Interacting with Multi-Robot Networks: Controllability and Beyond

Magnus Egerstedt photo
 

Wednesdays@NICO Seminar, Noon, January 30, Chambers Hall, Lower Level

Prof. Magnus Egerstedt, Georgia Tech

Abstract

The last few years have seen significant progress in our understanding of how one should structure multi-robot systems. New control, coordination, and communication strategies have emerged and, in this talk, we summarize some of these developments. In particular, we will discuss how to go from local control rules to global behaviors in a systematic manner in order to achieve distributed geometric objectives, such as achieving and maintaining formations, area coverage, and swarming behaviors. We will also investigate how users can interact with networks of mobile robots in order to inject new information and objectives. The efficacy of these interactions depends directly on the interaction dynamics and the structure of the underlying information-exchange network. We will relate  these network-level characteristics to controllability notions in order to produce effective human-swarm interaction strategies.

Biography

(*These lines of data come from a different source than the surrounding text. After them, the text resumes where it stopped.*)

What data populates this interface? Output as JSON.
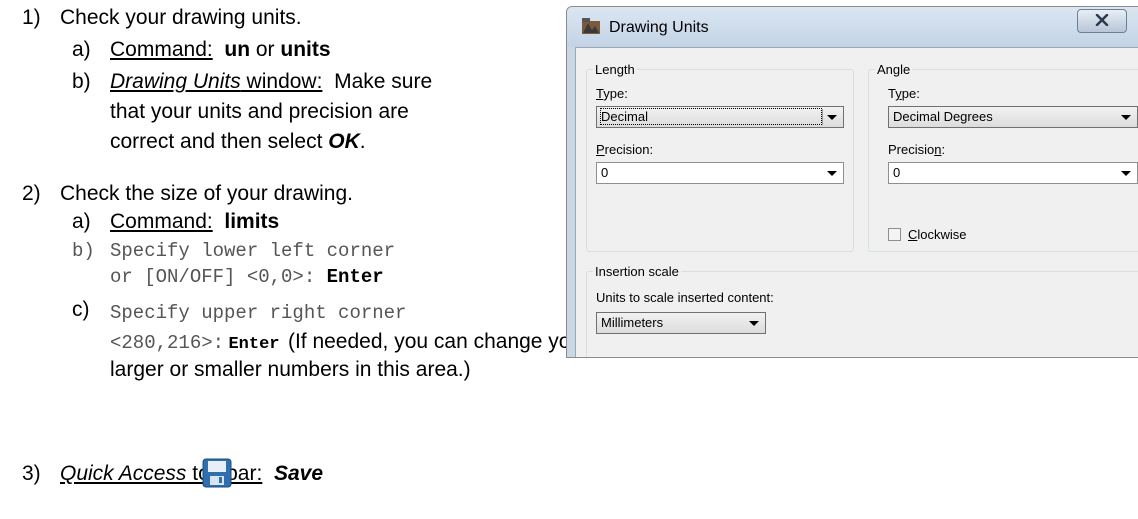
{
  "doc": {
    "s1_num": "1)",
    "s1_text": "Check your drawing units.",
    "s1a_letter": "a)",
    "s1a_cmd": "Command:",
    "s1a_un": "un",
    "s1a_or": "or",
    "s1a_units": "units",
    "s1b_letter": "b)",
    "s1b_dw": "Drawing Units",
    "s1b_window": " window:",
    "s1b_rest1": "Make sure",
    "s1b_rest2": "that your units and precision are",
    "s1b_rest3": "correct and then select",
    "s1b_ok": "OK",
    "s2_num": "2)",
    "s2_text": "Check the size of your drawing.",
    "s2a_letter": "a)",
    "s2a_cmd": "Command:",
    "s2a_limits": "limits",
    "s2b_letter": "b)",
    "s2b_line1": "Specify lower left corner",
    "s2b_line2": "or [ON/OFF] <0,0>:",
    "s2b_enter": "Enter",
    "s2c_letter": "c)",
    "s2c_line1": "Specify upper right corner",
    "s2c_line2": "<280,216>:",
    "s2c_enter": "Enter",
    "s2c_note1": "(If needed, you can change your drawing size by entering",
    "s2c_note2": "larger or smaller numbers in this area.)",
    "s3_num": "3)",
    "s3_qa": "Quick Access",
    "s3_toolbar": " toolbar:",
    "s3_save": "Save",
    "save_icon": "floppy-disk-icon"
  },
  "dialog": {
    "title": "Drawing Units",
    "close": "X",
    "length_legend": "Length",
    "length_type_label": "Type:",
    "length_type_value": "Decimal",
    "length_precision_label": "Precision:",
    "length_precision_value": "0",
    "angle_legend": "Angle",
    "angle_type_label": "Type:",
    "angle_type_value": "Decimal Degrees",
    "angle_precision_label": "Precision:",
    "angle_precision_value": "0",
    "clockwise_label": "Clockwise",
    "clockwise_checked": false,
    "insertion_legend": "Insertion scale",
    "insertion_label": "Units to scale inserted content:",
    "insertion_value": "Millimeters"
  }
}
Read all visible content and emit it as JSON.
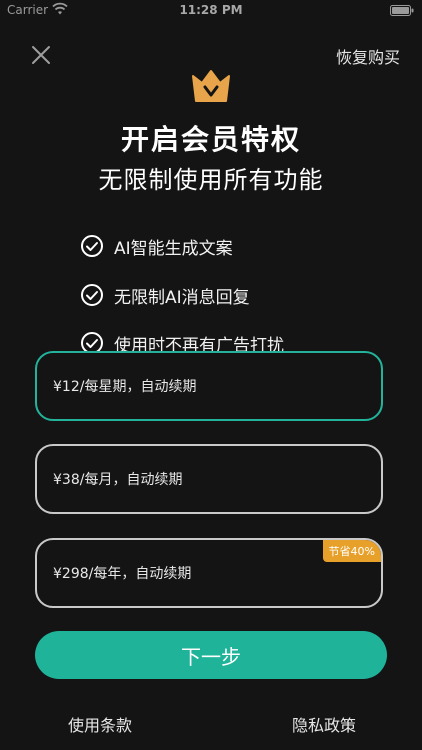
{
  "status_bar": {
    "carrier": "Carrier",
    "time": "11:28 PM"
  },
  "header": {
    "restore_label": "恢复购买"
  },
  "hero": {
    "title": "开启会员特权",
    "subtitle": "无限制使用所有功能"
  },
  "features": [
    {
      "label": "AI智能生成文案",
      "icon": "check-circle-icon"
    },
    {
      "label": "无限制AI消息回复",
      "icon": "check-circle-icon"
    },
    {
      "label": "使用时不再有广告打扰",
      "icon": "check-circle-icon"
    }
  ],
  "plans": [
    {
      "label": "¥12/每星期，自动续期",
      "selected": true
    },
    {
      "label": "¥38/每月，自动续期",
      "selected": false
    },
    {
      "label": "¥298/每年，自动续期",
      "selected": false,
      "badge": "节省40%"
    }
  ],
  "cta": {
    "next_label": "下一步"
  },
  "footer": {
    "terms_label": "使用条款",
    "privacy_label": "隐私政策"
  },
  "colors": {
    "background": "#141414",
    "accent": "#1fb39a",
    "badge": "#e7a12a",
    "crown": "#e8a44a"
  }
}
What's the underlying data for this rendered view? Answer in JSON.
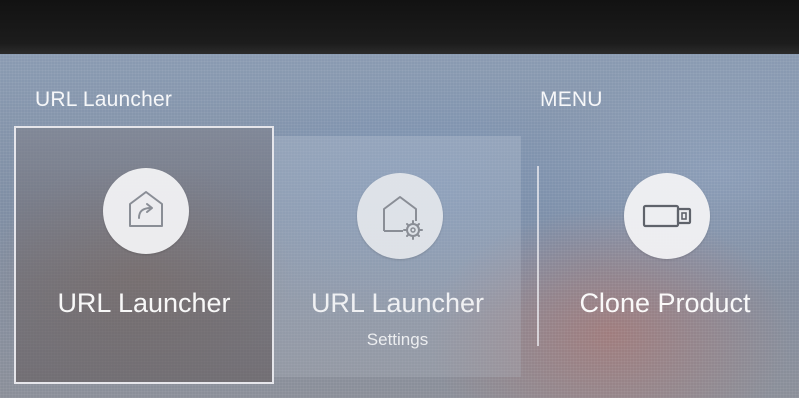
{
  "header": {
    "left_title": "URL Launcher",
    "right_title": "MENU"
  },
  "tiles": [
    {
      "label": "URL Launcher",
      "sublabel": "",
      "icon": "house-arrow-icon",
      "selected": true
    },
    {
      "label": "URL Launcher",
      "sublabel": "Settings",
      "icon": "house-gear-icon",
      "selected": false
    },
    {
      "label": "Clone Product",
      "sublabel": "",
      "icon": "usb-drive-icon",
      "selected": false
    }
  ],
  "colors": {
    "icon_stroke": "#8a8e96",
    "icon_bg": "#f2f2f4",
    "text": "#ffffff"
  }
}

Magnus B. Egerstedt was born in Stockholm, Sweden, and is a Professor in the School of Electrical and Computer Engineering at the Georgia Institute of Technology, where he has been on the faculty since 2001. He also holds an adjunct appointment in the School of Interactive Computing with the College of Computing at Georgia Tech. Magnus Egerstedt received the M.S. degree in Engineering Physics and the Ph.D. degree in Applied Mathematics from the Royal Institute of Technology, Stockholm, Sweden, in 1996 and 2000 respectively, and he received the B.A. degree in Philosophy from Stockholm University in 1996. Dr. Egerstedt's research interests include hybrid and networked control, with applications in motion planning, control, and coordination of mobile robots, and he serves as Editor for Electronic Publications for the IEEE Control Systems Society and Associate Editor for the Journal of Discrete Event Systems and Nonlinear Analysis: Hybrid Systems. Magnus Egerstedt is the director of the Georgia Robotics and Intelligent Systems Laboratory (GRITS Lab), is a Fellow of the IEEE, received the ECE/GT Outstanding Junior Faculty Member Award in 2005, the Georgia Tech Teaching Efficiency Award in 2012, and the CAREER Award from the U.S. National Science Foundation in 2003. More information can be found here at Professor Egerstedt's website.